# List of Notes - Category: Creating New Functions from Old

## Transformation of Functions

By applying certain transformations to the graph of a given function we can obtain new functions. This will give the ability to sketch the graphs of many functions quickly based on the old one. It will also be easier to write equations for given graphs.

## Combinations of Functions

Let and f and g be functions with domains X_1 and X_2. Then the functions f+g, f-g, fg, and f/g are defined as follows:

1. (f+g)(x)=f(x)+g(x). Domain is intersection of domains X_1 and X_2: X_1 nn X_2.
2. (f-g)(x)=f(x)-g(x). Domain is intersection of domains X_1 and X_2: X_1 nn X_2.
3. (fg)(x)=f(x)*g(x). Domain is intersection of domains X_1 and X_2: X_1 nn X_2.
4. (f/g)(x)=(f(x))/(g(x)). Domain is intersection of domains X_1 and X_2: and such x that g(x)!=0: {x in X_1 nn X_2,g(x)!=0}.

Example. If f(x)=sqrt(x-2) and g(x)=sqrt(9-x^2) find f+g, f-g, fg, and f/g.

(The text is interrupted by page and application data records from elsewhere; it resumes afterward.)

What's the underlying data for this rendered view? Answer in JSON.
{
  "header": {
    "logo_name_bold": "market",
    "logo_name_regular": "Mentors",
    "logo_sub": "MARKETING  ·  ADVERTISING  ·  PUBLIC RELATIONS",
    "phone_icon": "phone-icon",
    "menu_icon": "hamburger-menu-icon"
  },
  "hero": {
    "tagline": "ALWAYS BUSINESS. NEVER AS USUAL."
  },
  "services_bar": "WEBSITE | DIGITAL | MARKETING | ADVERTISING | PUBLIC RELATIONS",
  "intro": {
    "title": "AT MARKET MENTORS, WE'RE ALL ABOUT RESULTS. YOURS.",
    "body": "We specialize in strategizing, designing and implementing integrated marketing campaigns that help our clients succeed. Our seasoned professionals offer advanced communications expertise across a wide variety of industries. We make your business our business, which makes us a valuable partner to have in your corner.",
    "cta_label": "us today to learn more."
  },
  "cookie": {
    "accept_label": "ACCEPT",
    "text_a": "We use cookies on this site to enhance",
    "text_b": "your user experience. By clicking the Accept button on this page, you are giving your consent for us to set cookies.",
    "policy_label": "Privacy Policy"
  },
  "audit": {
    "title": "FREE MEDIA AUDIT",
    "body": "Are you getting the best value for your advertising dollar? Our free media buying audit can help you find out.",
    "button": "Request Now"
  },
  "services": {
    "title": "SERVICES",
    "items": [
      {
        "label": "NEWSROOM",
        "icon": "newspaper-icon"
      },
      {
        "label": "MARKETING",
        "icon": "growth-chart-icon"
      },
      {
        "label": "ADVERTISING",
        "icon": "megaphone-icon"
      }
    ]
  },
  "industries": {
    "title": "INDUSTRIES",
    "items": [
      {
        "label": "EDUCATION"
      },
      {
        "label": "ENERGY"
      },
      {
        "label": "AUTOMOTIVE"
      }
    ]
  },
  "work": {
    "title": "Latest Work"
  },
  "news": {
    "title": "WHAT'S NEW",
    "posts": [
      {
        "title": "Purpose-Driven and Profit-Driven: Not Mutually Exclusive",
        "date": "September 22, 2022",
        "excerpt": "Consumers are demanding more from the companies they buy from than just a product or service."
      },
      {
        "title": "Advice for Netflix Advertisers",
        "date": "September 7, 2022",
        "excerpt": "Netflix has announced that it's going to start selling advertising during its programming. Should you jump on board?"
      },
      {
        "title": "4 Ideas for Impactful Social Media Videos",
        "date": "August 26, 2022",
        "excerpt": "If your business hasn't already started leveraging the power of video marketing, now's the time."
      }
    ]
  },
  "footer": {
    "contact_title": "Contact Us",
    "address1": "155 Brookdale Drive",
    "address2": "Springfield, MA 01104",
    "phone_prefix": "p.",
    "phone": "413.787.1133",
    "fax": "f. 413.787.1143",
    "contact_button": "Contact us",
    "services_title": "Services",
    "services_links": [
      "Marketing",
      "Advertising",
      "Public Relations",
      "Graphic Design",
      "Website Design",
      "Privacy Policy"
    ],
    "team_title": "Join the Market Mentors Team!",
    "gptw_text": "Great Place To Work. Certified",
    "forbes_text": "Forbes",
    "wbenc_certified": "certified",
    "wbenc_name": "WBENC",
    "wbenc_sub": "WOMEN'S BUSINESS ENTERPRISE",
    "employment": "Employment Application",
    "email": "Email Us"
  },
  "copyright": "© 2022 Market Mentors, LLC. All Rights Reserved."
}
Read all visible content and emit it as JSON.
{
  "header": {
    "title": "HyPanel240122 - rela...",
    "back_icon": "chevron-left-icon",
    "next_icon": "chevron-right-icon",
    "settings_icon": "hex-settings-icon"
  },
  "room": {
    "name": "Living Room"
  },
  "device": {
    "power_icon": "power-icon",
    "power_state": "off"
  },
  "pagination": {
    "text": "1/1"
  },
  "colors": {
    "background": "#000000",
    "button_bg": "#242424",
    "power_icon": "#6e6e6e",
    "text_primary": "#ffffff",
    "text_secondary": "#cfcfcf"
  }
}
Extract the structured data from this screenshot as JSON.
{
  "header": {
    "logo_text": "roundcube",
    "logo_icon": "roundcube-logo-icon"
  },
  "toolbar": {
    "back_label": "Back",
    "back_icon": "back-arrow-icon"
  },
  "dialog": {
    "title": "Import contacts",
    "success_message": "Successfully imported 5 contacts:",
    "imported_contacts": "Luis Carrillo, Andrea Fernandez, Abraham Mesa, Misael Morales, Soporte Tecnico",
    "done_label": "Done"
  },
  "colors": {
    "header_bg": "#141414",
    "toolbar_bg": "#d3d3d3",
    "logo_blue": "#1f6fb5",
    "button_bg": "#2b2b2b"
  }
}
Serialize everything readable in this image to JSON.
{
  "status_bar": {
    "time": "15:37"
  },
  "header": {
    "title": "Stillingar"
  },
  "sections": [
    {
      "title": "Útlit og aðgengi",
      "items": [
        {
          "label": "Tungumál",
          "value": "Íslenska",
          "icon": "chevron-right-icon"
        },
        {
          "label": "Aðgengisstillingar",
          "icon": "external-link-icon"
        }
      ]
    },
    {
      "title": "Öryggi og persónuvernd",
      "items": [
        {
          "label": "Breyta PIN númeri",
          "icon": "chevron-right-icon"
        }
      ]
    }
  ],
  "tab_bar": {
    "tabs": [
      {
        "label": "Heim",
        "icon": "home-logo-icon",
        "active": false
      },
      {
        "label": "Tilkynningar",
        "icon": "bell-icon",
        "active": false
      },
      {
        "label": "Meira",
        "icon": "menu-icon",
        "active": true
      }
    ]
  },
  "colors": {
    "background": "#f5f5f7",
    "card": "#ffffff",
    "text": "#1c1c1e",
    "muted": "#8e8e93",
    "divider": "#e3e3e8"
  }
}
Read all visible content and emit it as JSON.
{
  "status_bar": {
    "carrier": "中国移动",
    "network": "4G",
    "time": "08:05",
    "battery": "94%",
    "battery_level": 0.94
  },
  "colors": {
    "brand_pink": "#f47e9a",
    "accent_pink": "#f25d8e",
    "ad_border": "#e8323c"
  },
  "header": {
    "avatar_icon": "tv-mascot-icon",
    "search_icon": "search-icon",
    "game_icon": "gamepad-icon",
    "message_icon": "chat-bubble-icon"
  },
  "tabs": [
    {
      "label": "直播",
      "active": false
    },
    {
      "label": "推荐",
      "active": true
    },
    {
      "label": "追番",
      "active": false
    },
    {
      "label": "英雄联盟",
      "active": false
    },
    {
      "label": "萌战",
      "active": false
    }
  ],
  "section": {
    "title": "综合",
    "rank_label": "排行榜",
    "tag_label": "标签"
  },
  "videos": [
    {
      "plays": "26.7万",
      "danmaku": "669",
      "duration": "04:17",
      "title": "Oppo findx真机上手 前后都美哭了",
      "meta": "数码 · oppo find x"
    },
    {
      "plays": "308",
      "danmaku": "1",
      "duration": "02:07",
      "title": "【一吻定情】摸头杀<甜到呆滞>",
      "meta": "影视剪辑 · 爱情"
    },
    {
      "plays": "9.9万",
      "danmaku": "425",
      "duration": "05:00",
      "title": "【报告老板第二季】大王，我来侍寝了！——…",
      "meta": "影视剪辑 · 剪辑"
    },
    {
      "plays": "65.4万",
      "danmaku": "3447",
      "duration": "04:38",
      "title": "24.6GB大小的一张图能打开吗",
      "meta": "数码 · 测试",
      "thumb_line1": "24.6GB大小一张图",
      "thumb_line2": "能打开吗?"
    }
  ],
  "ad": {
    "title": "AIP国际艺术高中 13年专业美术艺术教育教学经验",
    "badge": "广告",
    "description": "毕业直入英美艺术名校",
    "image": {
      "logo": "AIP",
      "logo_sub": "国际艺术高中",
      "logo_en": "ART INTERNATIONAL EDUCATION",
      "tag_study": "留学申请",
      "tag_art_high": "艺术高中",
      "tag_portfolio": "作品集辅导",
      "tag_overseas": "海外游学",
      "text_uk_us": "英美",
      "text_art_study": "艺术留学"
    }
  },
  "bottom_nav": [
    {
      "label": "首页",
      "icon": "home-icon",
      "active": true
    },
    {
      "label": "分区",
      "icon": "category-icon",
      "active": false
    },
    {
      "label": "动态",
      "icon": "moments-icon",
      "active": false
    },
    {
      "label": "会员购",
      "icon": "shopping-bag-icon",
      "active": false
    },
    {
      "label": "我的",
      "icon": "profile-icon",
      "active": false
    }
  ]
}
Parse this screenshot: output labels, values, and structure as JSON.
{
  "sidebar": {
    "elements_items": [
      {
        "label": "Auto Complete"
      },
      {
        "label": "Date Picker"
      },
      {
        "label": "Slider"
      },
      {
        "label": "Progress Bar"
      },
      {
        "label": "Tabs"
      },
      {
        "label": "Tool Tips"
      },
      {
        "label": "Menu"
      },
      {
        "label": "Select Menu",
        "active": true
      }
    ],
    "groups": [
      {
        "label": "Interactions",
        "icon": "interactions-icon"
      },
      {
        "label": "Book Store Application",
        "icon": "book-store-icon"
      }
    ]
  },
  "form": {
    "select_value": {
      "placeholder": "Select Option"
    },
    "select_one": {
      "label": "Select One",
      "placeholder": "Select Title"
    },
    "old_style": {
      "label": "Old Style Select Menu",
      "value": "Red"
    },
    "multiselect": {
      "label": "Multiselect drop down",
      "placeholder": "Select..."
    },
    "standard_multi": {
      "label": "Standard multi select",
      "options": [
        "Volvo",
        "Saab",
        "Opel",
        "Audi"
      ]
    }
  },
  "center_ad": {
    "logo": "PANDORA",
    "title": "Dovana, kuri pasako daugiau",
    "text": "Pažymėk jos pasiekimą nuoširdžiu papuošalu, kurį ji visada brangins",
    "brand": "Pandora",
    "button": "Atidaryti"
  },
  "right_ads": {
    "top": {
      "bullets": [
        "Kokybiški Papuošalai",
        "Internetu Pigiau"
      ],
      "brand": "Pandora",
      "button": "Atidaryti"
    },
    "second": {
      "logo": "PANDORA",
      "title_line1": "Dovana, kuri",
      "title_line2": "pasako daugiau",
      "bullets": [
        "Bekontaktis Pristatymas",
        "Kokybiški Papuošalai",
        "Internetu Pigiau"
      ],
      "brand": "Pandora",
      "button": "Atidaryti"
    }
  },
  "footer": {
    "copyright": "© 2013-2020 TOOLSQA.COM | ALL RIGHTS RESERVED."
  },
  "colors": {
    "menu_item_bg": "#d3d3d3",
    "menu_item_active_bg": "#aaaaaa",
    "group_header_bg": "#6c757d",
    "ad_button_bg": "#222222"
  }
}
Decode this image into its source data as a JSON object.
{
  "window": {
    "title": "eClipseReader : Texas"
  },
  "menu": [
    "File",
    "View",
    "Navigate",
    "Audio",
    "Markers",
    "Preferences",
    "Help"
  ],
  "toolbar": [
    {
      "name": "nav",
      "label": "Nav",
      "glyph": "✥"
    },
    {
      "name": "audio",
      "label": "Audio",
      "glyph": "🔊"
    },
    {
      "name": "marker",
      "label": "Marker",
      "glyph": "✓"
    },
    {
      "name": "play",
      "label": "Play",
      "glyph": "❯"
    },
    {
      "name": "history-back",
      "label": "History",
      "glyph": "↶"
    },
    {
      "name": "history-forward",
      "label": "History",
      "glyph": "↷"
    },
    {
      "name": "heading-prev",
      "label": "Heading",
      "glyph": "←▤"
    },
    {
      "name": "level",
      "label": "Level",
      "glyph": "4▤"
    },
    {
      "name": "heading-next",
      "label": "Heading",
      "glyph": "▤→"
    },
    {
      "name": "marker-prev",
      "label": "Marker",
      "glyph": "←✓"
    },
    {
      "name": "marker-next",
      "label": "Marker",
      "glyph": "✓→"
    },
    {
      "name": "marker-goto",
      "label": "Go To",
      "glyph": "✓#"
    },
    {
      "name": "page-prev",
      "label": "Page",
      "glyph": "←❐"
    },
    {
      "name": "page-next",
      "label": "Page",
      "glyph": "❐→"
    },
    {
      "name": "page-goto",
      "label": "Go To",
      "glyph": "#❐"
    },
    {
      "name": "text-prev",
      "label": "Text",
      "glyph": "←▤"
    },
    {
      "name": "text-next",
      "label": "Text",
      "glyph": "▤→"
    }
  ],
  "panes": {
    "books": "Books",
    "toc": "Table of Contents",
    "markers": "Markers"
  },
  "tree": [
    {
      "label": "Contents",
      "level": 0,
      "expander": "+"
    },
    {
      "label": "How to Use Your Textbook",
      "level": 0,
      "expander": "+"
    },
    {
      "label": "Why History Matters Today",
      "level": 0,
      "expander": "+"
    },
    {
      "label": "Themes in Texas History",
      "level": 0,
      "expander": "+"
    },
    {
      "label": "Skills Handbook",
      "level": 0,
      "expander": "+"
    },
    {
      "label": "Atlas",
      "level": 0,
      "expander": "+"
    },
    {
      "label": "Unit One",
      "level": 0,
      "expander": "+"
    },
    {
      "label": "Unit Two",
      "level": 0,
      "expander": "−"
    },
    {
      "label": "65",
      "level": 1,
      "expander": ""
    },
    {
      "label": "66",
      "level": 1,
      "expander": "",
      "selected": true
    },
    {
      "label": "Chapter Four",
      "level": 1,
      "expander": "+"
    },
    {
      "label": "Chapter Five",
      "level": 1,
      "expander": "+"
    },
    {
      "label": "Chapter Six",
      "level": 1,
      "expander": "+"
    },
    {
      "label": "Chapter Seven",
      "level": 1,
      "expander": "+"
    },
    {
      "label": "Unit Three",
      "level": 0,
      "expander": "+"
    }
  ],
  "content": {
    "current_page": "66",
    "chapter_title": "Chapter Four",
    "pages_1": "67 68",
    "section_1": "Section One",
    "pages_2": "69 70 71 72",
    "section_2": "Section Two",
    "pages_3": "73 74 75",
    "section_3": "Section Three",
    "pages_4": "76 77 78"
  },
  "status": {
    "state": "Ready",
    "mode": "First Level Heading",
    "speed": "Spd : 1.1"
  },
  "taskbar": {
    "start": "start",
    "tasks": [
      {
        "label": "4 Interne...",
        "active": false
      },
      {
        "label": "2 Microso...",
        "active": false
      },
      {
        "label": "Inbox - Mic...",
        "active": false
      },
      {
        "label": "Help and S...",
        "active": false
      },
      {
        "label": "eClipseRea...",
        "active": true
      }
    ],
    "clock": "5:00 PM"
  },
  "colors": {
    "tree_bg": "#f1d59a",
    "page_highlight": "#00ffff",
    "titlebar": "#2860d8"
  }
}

## Composition of Functions

Suppose that y=f(u)=ln(u) and u=g(x)=sin(x) . Since y is a function of u and u is afunction of x the we obtain that y is a function of x: y=f(u)=f(g(x))=f(sin(x))=ln(sin(x)) .

The procedure is called composition because the new function is composed of the two given functions f and g.